Present the lines below again, exactly as they stand.

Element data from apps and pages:
↓

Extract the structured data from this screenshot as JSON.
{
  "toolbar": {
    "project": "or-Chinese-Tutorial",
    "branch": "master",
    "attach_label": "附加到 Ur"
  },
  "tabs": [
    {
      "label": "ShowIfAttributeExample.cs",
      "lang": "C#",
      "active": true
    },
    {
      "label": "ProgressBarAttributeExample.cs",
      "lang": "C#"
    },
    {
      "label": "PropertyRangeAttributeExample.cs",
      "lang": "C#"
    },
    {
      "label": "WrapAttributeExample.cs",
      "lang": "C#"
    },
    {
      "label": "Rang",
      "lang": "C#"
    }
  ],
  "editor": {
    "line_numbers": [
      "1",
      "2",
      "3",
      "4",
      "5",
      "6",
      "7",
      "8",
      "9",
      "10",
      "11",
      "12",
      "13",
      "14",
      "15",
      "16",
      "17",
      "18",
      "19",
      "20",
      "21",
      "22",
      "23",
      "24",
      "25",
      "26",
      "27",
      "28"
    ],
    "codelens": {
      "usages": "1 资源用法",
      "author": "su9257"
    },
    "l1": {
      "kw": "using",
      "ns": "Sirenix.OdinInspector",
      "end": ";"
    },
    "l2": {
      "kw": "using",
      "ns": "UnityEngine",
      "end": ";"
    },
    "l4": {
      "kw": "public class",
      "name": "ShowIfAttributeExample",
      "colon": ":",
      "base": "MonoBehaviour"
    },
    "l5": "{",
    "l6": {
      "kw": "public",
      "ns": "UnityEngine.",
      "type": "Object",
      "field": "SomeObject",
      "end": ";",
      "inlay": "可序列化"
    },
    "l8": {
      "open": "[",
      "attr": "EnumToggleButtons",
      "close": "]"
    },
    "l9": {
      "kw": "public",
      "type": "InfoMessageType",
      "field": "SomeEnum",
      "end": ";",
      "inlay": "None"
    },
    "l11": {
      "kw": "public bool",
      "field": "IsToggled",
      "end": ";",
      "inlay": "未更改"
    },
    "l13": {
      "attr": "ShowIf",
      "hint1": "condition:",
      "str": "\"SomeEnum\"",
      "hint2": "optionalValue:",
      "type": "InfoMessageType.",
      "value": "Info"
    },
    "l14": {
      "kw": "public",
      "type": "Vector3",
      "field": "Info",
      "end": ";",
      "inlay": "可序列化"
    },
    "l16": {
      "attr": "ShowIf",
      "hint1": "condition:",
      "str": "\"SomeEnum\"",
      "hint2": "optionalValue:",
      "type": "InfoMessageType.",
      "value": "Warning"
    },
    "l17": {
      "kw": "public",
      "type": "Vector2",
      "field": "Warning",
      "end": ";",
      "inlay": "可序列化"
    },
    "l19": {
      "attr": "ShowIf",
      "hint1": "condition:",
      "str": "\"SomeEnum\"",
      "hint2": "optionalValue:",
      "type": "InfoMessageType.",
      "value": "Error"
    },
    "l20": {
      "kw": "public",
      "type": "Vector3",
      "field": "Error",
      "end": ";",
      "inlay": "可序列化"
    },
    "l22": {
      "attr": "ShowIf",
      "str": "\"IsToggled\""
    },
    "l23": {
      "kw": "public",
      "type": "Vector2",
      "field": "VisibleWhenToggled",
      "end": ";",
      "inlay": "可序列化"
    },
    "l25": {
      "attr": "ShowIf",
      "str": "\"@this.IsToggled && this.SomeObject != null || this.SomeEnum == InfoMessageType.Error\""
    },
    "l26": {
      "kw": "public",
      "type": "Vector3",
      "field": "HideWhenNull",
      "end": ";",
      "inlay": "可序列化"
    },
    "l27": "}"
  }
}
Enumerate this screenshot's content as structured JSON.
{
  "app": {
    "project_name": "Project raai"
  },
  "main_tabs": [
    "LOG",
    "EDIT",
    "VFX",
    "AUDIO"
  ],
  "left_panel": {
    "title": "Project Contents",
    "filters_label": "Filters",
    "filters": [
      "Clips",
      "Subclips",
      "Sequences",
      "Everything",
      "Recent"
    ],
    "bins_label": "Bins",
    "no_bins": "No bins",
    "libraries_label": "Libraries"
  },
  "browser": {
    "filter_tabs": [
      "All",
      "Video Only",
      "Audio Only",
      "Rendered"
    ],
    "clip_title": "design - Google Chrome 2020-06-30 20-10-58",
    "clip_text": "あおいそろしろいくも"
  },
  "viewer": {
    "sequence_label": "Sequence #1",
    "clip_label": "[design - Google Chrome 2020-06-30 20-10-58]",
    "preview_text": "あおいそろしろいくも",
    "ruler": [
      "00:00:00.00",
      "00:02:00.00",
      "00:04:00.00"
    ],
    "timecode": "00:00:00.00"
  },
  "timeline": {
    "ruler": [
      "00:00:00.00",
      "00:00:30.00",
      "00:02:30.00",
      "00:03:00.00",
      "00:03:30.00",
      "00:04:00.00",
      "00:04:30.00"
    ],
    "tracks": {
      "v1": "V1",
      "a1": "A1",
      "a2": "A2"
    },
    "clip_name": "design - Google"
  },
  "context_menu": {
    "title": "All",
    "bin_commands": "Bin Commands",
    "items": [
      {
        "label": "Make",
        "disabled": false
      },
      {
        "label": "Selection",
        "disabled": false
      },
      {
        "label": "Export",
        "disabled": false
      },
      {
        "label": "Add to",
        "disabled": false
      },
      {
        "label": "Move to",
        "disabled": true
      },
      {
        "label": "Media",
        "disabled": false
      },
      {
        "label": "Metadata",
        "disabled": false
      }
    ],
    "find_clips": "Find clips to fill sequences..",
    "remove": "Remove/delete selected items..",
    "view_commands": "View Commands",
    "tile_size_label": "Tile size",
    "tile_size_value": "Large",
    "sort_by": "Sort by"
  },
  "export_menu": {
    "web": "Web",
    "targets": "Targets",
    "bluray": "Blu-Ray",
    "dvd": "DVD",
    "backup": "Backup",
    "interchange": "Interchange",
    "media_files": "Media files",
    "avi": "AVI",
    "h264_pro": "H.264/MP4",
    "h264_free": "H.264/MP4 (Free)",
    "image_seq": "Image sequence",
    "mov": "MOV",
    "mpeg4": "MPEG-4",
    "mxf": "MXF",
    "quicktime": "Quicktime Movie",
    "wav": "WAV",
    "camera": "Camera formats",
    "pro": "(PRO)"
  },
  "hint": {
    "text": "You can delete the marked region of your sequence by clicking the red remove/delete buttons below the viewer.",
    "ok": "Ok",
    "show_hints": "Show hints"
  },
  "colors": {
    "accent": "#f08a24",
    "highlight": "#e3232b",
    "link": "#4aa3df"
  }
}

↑

Exercise solution:
Extract the structured data from this screenshot as JSON.
{
  "toolbar": {
    "project": "or-Chinese-Tutorial",
    "branch": "master",
    "attach_label": "附加到 Ur"
  },
  "tabs": [
    {
      "label": "ShowIfAttributeExample.cs",
      "lang": "C#",
      "active": true
    },
    {
      "label": "ProgressBarAttributeExample.cs",
      "lang": "C#"
    },
    {
      "label": "PropertyRangeAttributeExample.cs",
      "lang": "C#"
    },
    {
      "label": "WrapAttributeExample.cs",
      "lang": "C#"
    },
    {
      "label": "Rang",
      "lang": "C#"
    }
  ],
  "editor": {
    "line_numbers": [
      "1",
      "2",
      "3",
      "4",
      "5",
      "6",
      "7",
      "8",
      "9",
      "10",
      "11",
      "12",
      "13",
      "14",
      "15",
      "16",
      "17",
      "18",
      "19",
      "20",
      "21",
      "22",
      "23",
      "24",
      "25",
      "26",
      "27",
      "28"
    ],
    "codelens": {
      "usages": "1 资源用法",
      "author": "su9257"
    },
    "l1": {
      "kw": "using",
      "ns": "Sirenix.OdinInspector",
      "end": ";"
    },
    "l2": {
      "kw": "using",
      "ns": "UnityEngine",
      "end": ";"
    },
    "l4": {
      "kw": "public class",
      "name": "ShowIfAttributeExample",
      "colon": ":",
      "base": "MonoBehaviour"
    },
    "l5": "{",
    "l6": {
      "kw": "public",
      "ns": "UnityEngine.",
      "type": "Object",
      "field": "SomeObject",
      "end": ";",
      "inlay": "可序列化"
    },
    "l8": {
      "open": "[",
      "attr": "EnumToggleButtons",
      "close": "]"
    },
    "l9": {
      "kw": "public",
      "type": "InfoMessageType",
      "field": "SomeEnum",
      "end": ";",
      "inlay": "None"
    },
    "l11": {
      "kw": "public bool",
      "field": "IsToggled",
      "end": ";",
      "inlay": "未更改"
    },
    "l13": {
      "attr": "ShowIf",
      "hint1": "condition:",
      "str": "\"SomeEnum\"",
      "hint2": "optionalValue:",
      "type": "InfoMessageType.",
      "value": "Info"
    },
    "l14": {
      "kw": "public",
      "type": "Vector3",
      "field": "Info",
      "end": ";",
      "inlay": "可序列化"
    },
    "l16": {
      "attr": "ShowIf",
      "hint1": "condition:",
      "str": "\"SomeEnum\"",
      "hint2": "optionalValue:",
      "type": "InfoMessageType.",
      "value": "Warning"
    },
    "l17": {
      "kw": "public",
      "type": "Vector2",
      "field": "Warning",
      "end": ";",
      "inlay": "可序列化"
    },
    "l19": {
      "attr": "ShowIf",
      "hint1": "condition:",
      "str": "\"SomeEnum\"",
      "hint2": "optionalValue:",
      "type": "InfoMessageType.",
      "value": "Error"
    },
    "l20": {
      "kw": "public",
      "type": "Vector3",
      "field": "Error",
      "end": ";",
      "inlay": "可序列化"
    },
    "l22": {
      "attr": "ShowIf",
      "str": "\"IsToggled\""
    },
    "l23": {
      "kw": "public",
      "type": "Vector2",
      "field": "VisibleWhenToggled",
      "end": ";",
      "inlay": "可序列化"
    },
    "l25": {
      "attr": "ShowIf",
      "str": "\"@this.IsToggled && this.SomeObject != null || this.SomeEnum == InfoMessageType.Error\""
    },
    "l26": {
      "kw": "public",
      "type": "Vector3",
      "field": "HideWhenNull",
      "end": ";",
      "inlay": "可序列化"
    },
    "l27": "}"
  }
}
Enumerate this screenshot's content as structured JSON.
{
  "app": {
    "project_name": "Project raai"
  },
  "main_tabs": [
    "LOG",
    "EDIT",
    "VFX",
    "AUDIO"
  ],
  "left_panel": {
    "title": "Project Contents",
    "filters_label": "Filters",
    "filters": [
      "Clips",
      "Subclips",
      "Sequences",
      "Everything",
      "Recent"
    ],
    "bins_label": "Bins",
    "no_bins": "No bins",
    "libraries_label": "Libraries"
  },
  "browser": {
    "filter_tabs": [
      "All",
      "Video Only",
      "Audio Only",
      "Rendered"
    ],
    "clip_title": "design - Google Chrome 2020-06-30 20-10-58",
    "clip_text": "あおいそろしろいくも"
  },
  "viewer": {
    "sequence_label": "Sequence #1",
    "clip_label": "[design - Google Chrome 2020-06-30 20-10-58]",
    "preview_text": "あおいそろしろいくも",
    "ruler": [
      "00:00:00.00",
      "00:02:00.00",
      "00:04:00.00"
    ],
    "timecode": "00:00:00.00"
  },
  "timeline": {
    "ruler": [
      "00:00:00.00",
      "00:00:30.00",
      "00:02:30.00",
      "00:03:00.00",
      "00:03:30.00",
      "00:04:00.00",
      "00:04:30.00"
    ],
    "tracks": {
      "v1": "V1",
      "a1": "A1",
      "a2": "A2"
    },
    "clip_name": "design - Google"
  },
  "context_menu": {
    "title": "All",
    "bin_commands": "Bin Commands",
    "items": [
      {
        "label": "Make",
        "disabled": false
      },
      {
        "label": "Selection",
        "disabled": false
      },
      {
        "label": "Export",
        "disabled": false
      },
      {
        "label": "Add to",
        "disabled": false
      },
      {
        "label": "Move to",
        "disabled": true
      },
      {
        "label": "Media",
        "disabled": false
      },
      {
        "label": "Metadata",
        "disabled": false
      }
    ],
    "find_clips": "Find clips to fill sequences..",
    "remove": "Remove/delete selected items..",
    "view_commands": "View Commands",
    "tile_size_label": "Tile size",
    "tile_size_value": "Large",
    "sort_by": "Sort by"
  },
  "export_menu": {
    "web": "Web",
    "targets": "Targets",
    "bluray": "Blu-Ray",
    "dvd": "DVD",
    "backup": "Backup",
    "interchange": "Interchange",
    "media_files": "Media files",
    "avi": "AVI",
    "h264_pro": "H.264/MP4",
    "h264_free": "H.264/MP4 (Free)",
    "image_seq": "Image sequence",
    "mov": "MOV",
    "mpeg4": "MPEG-4",
    "mxf": "MXF",
    "quicktime": "Quicktime Movie",
    "wav": "WAV",
    "camera": "Camera formats",
    "pro": "(PRO)"
  },
  "hint": {
    "text": "You can delete the marked region of your sequence by clicking the red remove/delete buttons below the viewer.",
    "ok": "Ok",
    "show_hints": "Show hints"
  },
  "colors": {
    "accent": "#f08a24",
    "highlight": "#e3232b",
    "link": "#4aa3df"
  }
}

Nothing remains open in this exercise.